1. The use of a live animals in photography requires a license from the federal government’s USDA and most states. These are two different licenses which must be renewed each year. See compliance under Licensing and Registration Under the Animal Welfare Act.
2. A part of the permitting and licensing process includes an inspection by the federal government’s USDA offices. This is mandatory, even if your state does not require a license or permit. Different states may have different licensing and inspection requirements as well, however the Federal Government can get you into some serious trouble if you fail to obtain your license.
3. Even if it is just one animal, a license is required. The inspectors may also be required to be present during the photo session. If any animal is hurt, injured or killed, the fines are serious and a they can ban the photographer from actively doing business permanently.
4. Animals are often brutalized by pulling, choking, squishing, yanking and being sat upon by little clients. This is obviously no fun for the little animal.

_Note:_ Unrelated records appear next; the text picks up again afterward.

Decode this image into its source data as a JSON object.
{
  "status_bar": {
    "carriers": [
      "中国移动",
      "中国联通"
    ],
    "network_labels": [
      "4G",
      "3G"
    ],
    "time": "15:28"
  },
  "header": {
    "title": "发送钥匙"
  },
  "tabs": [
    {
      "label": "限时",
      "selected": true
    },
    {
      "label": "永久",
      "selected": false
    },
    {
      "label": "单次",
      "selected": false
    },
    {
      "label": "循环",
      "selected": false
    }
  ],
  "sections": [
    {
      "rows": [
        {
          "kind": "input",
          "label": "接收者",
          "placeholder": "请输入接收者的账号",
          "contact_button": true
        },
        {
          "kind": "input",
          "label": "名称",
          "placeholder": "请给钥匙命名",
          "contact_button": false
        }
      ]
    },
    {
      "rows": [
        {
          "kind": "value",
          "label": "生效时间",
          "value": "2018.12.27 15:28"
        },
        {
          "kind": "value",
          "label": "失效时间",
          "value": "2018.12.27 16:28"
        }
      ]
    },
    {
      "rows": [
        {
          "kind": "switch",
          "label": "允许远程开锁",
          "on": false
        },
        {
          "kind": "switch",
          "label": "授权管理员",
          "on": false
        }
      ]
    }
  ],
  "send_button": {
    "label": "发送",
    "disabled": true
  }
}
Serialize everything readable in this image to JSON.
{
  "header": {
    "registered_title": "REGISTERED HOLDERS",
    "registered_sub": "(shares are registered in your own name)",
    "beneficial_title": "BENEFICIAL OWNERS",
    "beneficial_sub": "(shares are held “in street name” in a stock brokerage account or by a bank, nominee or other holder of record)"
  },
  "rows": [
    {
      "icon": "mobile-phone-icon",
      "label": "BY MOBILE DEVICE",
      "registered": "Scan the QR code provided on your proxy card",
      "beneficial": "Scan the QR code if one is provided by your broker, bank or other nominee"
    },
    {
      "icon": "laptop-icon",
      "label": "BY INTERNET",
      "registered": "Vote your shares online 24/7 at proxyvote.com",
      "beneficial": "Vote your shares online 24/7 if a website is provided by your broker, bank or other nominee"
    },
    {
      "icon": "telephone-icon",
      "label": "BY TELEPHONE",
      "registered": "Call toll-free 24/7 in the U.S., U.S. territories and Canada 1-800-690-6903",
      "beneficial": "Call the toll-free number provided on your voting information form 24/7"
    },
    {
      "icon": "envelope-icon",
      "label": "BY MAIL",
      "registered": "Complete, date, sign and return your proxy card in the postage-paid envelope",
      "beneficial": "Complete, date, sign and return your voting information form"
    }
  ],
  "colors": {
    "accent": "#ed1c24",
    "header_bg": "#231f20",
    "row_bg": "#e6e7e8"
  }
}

5. Rabbits are delicately structured animals whose spines can snap just from being held improperly and their legs and ears can be broken or severely damaged without much effort at all. Keep in mind that the legs and wings of chiclets can easily be pulled off and broken by a child who doesn’t know how careful to be. Some rabbits become so stressed they will die of heart failure right on the spot.
6. Animals often panic when handled by children; a frightened rabbit or chiclets can bite and scratch, causing lacerations, deep scratches and puncture wounds to your clients children. These can lead to infections, skin rashes and other diseases.
7. Bunnies and chiclets carry diseases such as Salmonella, which is devastating to small children.
8. Tularemia or “rabbit fever” is even more dangerous.
9. PETA actively engages in looking for these activities during the year, especially on Facebook. They have successfully lobbied the largest photography studios like Sears, JCPenney and Olan Mills to stop the use of live animals. And, I promise you, they are on the look out on Facebook for images that photographers post, call and check licensing and WILL file complaints against the photographer. It’s as simple as calling the USDA and asking if a photographer is licensed. You can also report animal cruelty on PETA’s website.
10. The PPA, Professional Photographers of America, the largest association of photographers in the world, takes a HUGE stand against this.
11. You can be sued for injury, infections, damages that occur to anyone in the session.
12. The shoot can become quite haphazard if your little clients are chasing bunnies and chiclets. That means you are chasing your client. This, along with the frustration of the child because the animal is not cooperating, the frustration of the parents because the child is not cooperating and the frustration of the photographer because NO ONE is cooperating is not conducive to the best shots ever. Plus, editing out scratches on the face and body parts of your client is an added workload.
The above “12 reasons” were written by Marcelle Raphael of Souther Belle Studios